Data about app and page elements
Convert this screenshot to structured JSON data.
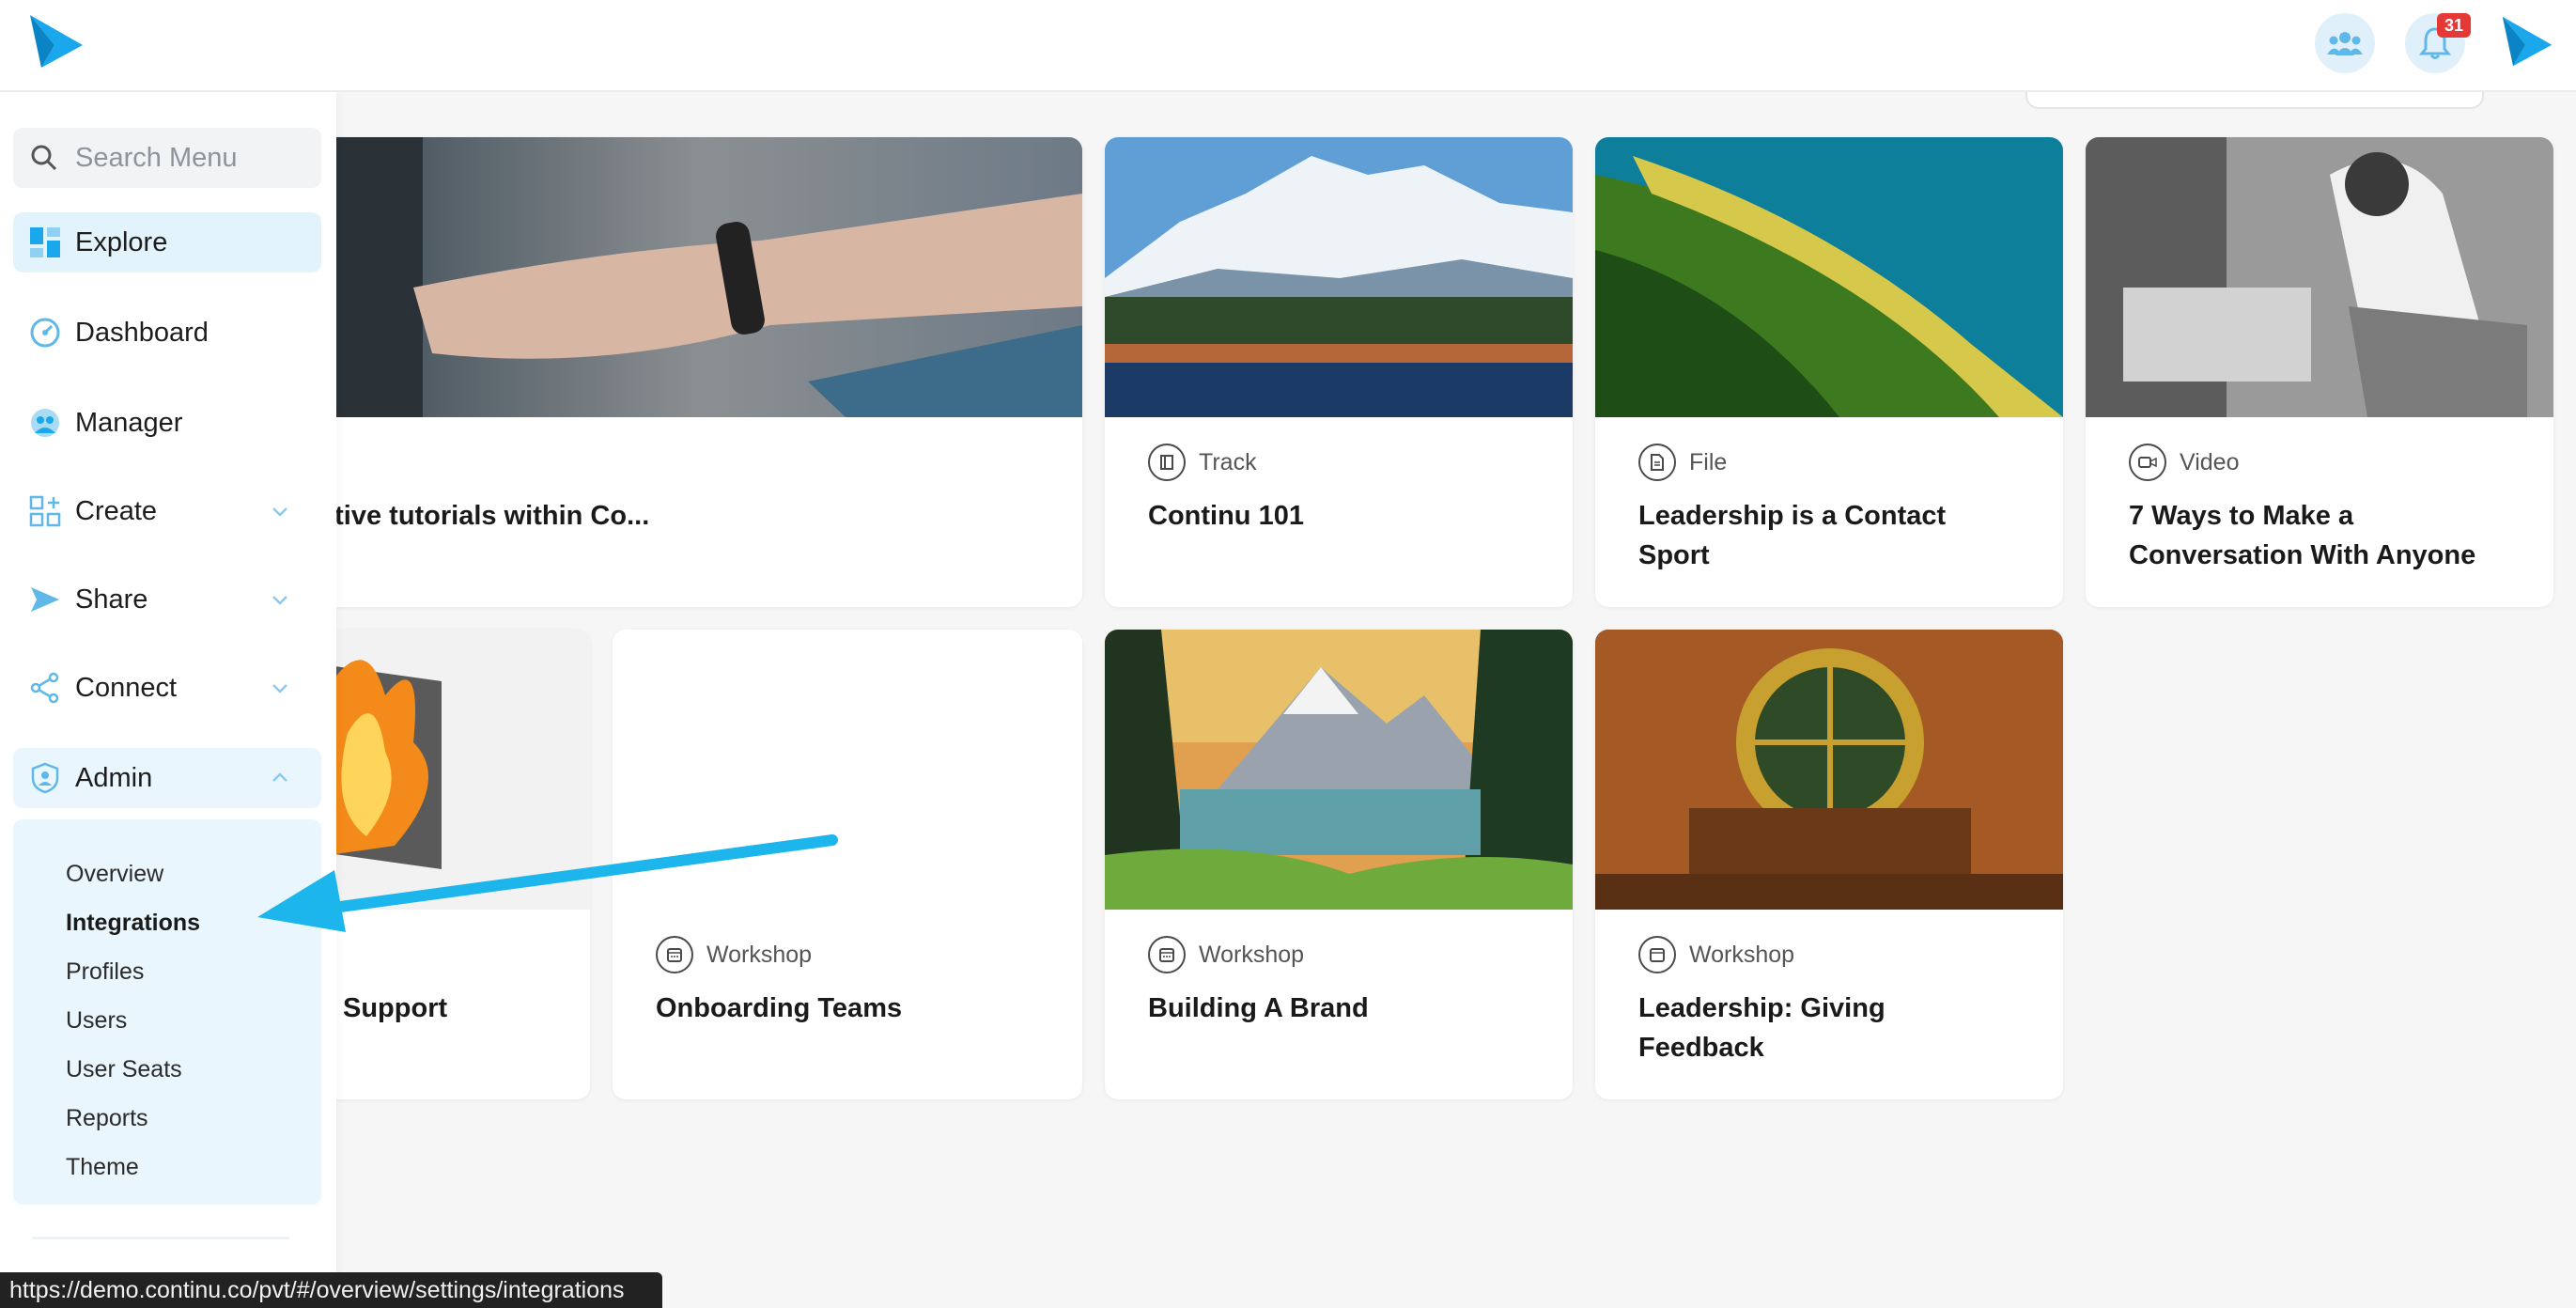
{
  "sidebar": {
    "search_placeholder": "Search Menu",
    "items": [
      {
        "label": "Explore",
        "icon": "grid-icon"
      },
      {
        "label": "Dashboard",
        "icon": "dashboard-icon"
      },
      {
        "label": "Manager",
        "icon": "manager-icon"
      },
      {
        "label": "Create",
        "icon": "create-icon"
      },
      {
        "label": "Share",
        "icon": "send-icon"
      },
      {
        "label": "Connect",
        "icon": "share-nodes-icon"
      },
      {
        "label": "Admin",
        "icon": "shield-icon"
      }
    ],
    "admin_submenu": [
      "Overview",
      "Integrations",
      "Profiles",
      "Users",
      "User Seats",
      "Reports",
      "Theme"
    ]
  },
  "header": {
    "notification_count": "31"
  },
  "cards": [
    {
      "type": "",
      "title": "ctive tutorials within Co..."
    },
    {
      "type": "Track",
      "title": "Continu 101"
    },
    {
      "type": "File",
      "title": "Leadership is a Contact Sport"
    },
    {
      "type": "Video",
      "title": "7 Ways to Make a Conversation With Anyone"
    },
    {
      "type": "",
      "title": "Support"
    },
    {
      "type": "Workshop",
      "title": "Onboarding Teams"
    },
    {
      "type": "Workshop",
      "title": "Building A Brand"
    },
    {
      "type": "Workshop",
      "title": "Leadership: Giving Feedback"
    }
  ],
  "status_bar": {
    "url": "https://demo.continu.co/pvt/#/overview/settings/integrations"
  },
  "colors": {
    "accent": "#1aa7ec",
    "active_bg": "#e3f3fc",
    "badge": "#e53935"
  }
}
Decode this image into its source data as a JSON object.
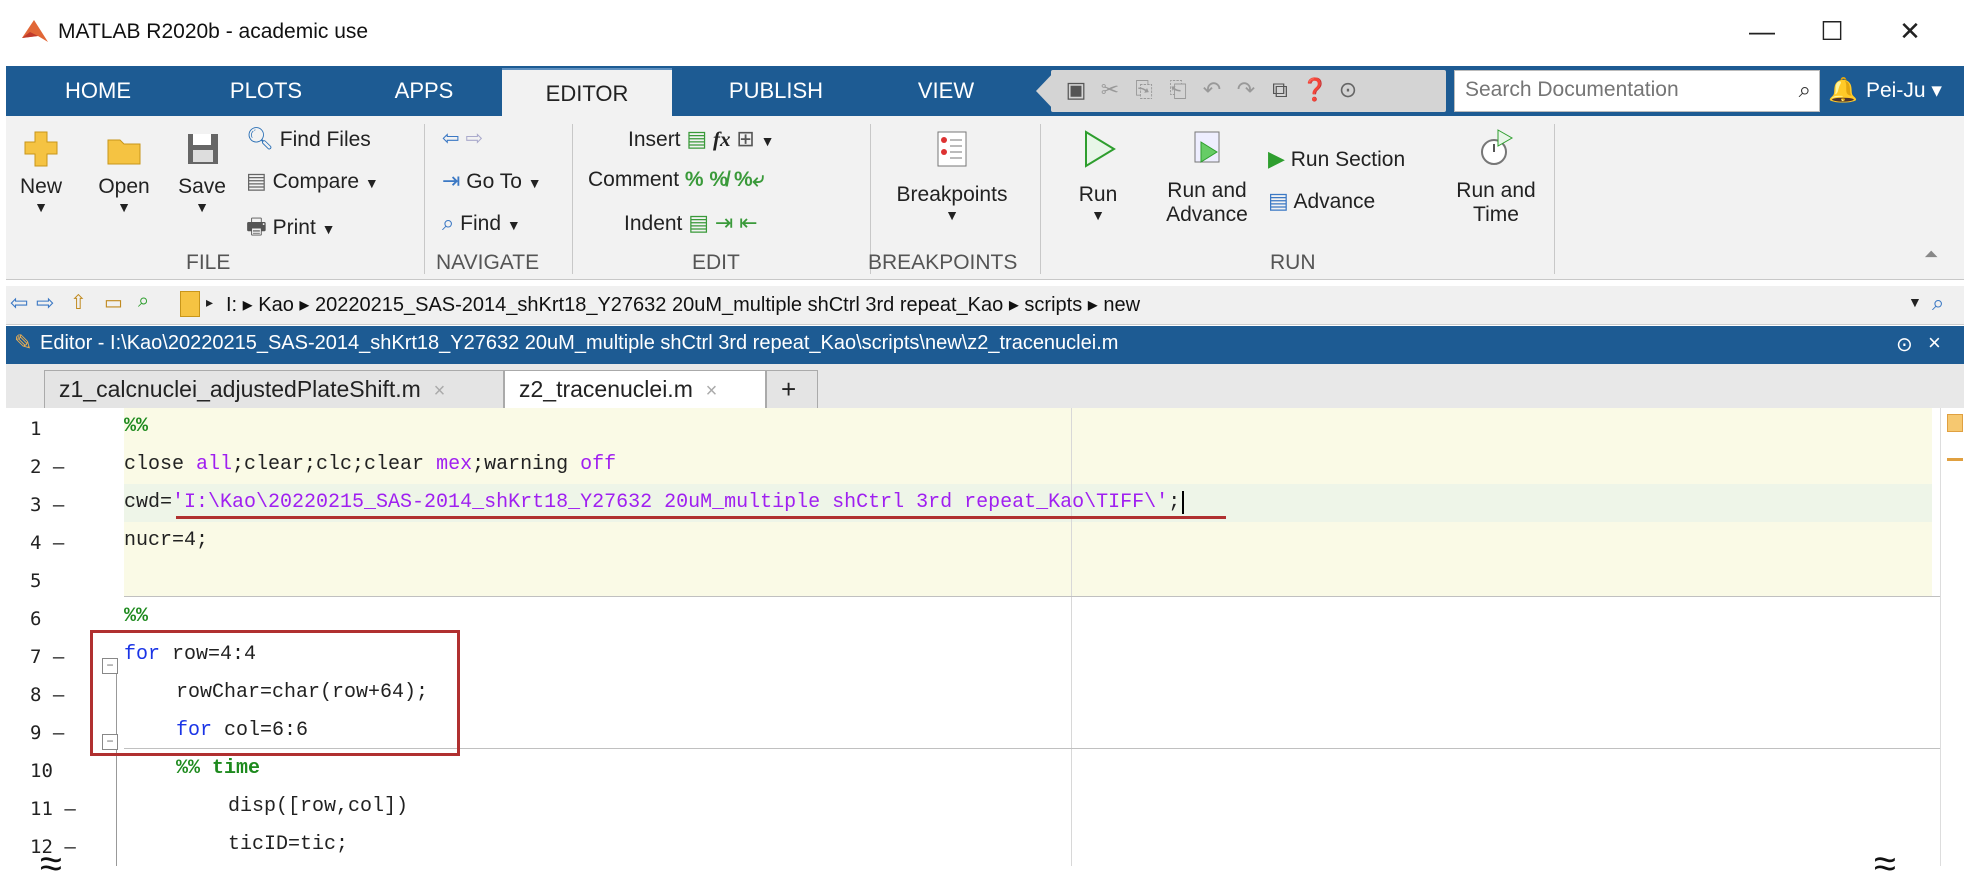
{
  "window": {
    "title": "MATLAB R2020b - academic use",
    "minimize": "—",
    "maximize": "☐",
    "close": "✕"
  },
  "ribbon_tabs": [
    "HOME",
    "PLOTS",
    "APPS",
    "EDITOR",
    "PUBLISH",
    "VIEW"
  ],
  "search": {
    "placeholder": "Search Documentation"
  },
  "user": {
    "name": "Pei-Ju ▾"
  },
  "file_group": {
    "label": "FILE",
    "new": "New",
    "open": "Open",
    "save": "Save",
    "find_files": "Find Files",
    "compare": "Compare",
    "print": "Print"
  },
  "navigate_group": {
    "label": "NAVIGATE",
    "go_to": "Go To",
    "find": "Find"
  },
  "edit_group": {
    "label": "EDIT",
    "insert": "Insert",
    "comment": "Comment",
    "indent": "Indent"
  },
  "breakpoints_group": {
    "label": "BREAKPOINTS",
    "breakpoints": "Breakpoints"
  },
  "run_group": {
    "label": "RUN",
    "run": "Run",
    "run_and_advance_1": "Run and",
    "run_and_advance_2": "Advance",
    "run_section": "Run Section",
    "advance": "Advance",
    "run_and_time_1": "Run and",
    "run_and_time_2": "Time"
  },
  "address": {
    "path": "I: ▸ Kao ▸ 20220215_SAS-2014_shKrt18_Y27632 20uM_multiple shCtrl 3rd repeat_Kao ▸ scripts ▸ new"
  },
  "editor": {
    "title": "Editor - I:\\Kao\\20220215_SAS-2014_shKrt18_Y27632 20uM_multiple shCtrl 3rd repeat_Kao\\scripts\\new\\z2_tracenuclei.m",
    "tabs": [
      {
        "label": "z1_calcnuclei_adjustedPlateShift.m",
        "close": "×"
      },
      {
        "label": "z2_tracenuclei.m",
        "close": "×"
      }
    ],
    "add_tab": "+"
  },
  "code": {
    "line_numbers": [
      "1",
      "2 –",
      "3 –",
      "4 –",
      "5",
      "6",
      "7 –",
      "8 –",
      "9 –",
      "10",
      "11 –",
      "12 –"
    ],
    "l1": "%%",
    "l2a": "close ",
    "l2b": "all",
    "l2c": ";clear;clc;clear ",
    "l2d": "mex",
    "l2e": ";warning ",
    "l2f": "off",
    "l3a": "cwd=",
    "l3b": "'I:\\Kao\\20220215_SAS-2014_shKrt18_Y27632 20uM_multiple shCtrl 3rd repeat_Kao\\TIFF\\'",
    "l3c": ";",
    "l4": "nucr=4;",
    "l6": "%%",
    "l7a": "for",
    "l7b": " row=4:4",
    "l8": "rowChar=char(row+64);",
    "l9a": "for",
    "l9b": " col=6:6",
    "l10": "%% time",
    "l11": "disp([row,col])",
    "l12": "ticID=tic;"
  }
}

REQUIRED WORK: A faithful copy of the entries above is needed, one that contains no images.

ANSWER BELOW:
Convert this screenshot to structured JSON data.
{
  "sidebar": {
    "search_placeholder": "Search Menu",
    "items": [
      {
        "label": "Explore",
        "icon": "grid-icon"
      },
      {
        "label": "Dashboard",
        "icon": "dashboard-icon"
      },
      {
        "label": "Manager",
        "icon": "manager-icon"
      },
      {
        "label": "Create",
        "icon": "create-icon"
      },
      {
        "label": "Share",
        "icon": "send-icon"
      },
      {
        "label": "Connect",
        "icon": "share-nodes-icon"
      },
      {
        "label": "Admin",
        "icon": "shield-icon"
      }
    ],
    "admin_submenu": [
      "Overview",
      "Integrations",
      "Profiles",
      "Users",
      "User Seats",
      "Reports",
      "Theme"
    ]
  },
  "header": {
    "notification_count": "31"
  },
  "cards": [
    {
      "type": "",
      "title": "ctive tutorials within Co..."
    },
    {
      "type": "Track",
      "title": "Continu 101"
    },
    {
      "type": "File",
      "title": "Leadership is a Contact Sport"
    },
    {
      "type": "Video",
      "title": "7 Ways to Make a Conversation With Anyone"
    },
    {
      "type": "",
      "title": "Support"
    },
    {
      "type": "Workshop",
      "title": "Onboarding Teams"
    },
    {
      "type": "Workshop",
      "title": "Building A Brand"
    },
    {
      "type": "Workshop",
      "title": "Leadership: Giving Feedback"
    }
  ],
  "status_bar": {
    "url": "https://demo.continu.co/pvt/#/overview/settings/integrations"
  },
  "colors": {
    "accent": "#1aa7ec",
    "active_bg": "#e3f3fc",
    "badge": "#e53935"
  }
}
Decode this image into its source data as a JSON object.
{
  "window": {
    "title": "MATLAB R2020b - academic use",
    "minimize": "—",
    "maximize": "☐",
    "close": "✕"
  },
  "ribbon_tabs": [
    "HOME",
    "PLOTS",
    "APPS",
    "EDITOR",
    "PUBLISH",
    "VIEW"
  ],
  "search": {
    "placeholder": "Search Documentation"
  },
  "user": {
    "name": "Pei-Ju ▾"
  },
  "file_group": {
    "label": "FILE",
    "new": "New",
    "open": "Open",
    "save": "Save",
    "find_files": "Find Files",
    "compare": "Compare",
    "print": "Print"
  },
  "navigate_group": {
    "label": "NAVIGATE",
    "go_to": "Go To",
    "find": "Find"
  },
  "edit_group": {
    "label": "EDIT",
    "insert": "Insert",
    "comment": "Comment",
    "indent": "Indent"
  },
  "breakpoints_group": {
    "label": "BREAKPOINTS",
    "breakpoints": "Breakpoints"
  },
  "run_group": {
    "label": "RUN",
    "run": "Run",
    "run_and_advance_1": "Run and",
    "run_and_advance_2": "Advance",
    "run_section": "Run Section",
    "advance": "Advance",
    "run_and_time_1": "Run and",
    "run_and_time_2": "Time"
  },
  "address": {
    "path": "I: ▸ Kao ▸ 20220215_SAS-2014_shKrt18_Y27632 20uM_multiple shCtrl 3rd repeat_Kao ▸ scripts ▸ new"
  },
  "editor": {
    "title": "Editor - I:\\Kao\\20220215_SAS-2014_shKrt18_Y27632 20uM_multiple shCtrl 3rd repeat_Kao\\scripts\\new\\z2_tracenuclei.m",
    "tabs": [
      {
        "label": "z1_calcnuclei_adjustedPlateShift.m",
        "close": "×"
      },
      {
        "label": "z2_tracenuclei.m",
        "close": "×"
      }
    ],
    "add_tab": "+"
  },
  "code": {
    "line_numbers": [
      "1",
      "2 –",
      "3 –",
      "4 –",
      "5",
      "6",
      "7 –",
      "8 –",
      "9 –",
      "10",
      "11 –",
      "12 –"
    ],
    "l1": "%%",
    "l2a": "close ",
    "l2b": "all",
    "l2c": ";clear;clc;clear ",
    "l2d": "mex",
    "l2e": ";warning ",
    "l2f": "off",
    "l3a": "cwd=",
    "l3b": "'I:\\Kao\\20220215_SAS-2014_shKrt18_Y27632 20uM_multiple shCtrl 3rd repeat_Kao\\TIFF\\'",
    "l3c": ";",
    "l4": "nucr=4;",
    "l6": "%%",
    "l7a": "for",
    "l7b": " row=4:4",
    "l8": "rowChar=char(row+64);",
    "l9a": "for",
    "l9b": " col=6:6",
    "l10": "%% time",
    "l11": "disp([row,col])",
    "l12": "ticID=tic;"
  }
}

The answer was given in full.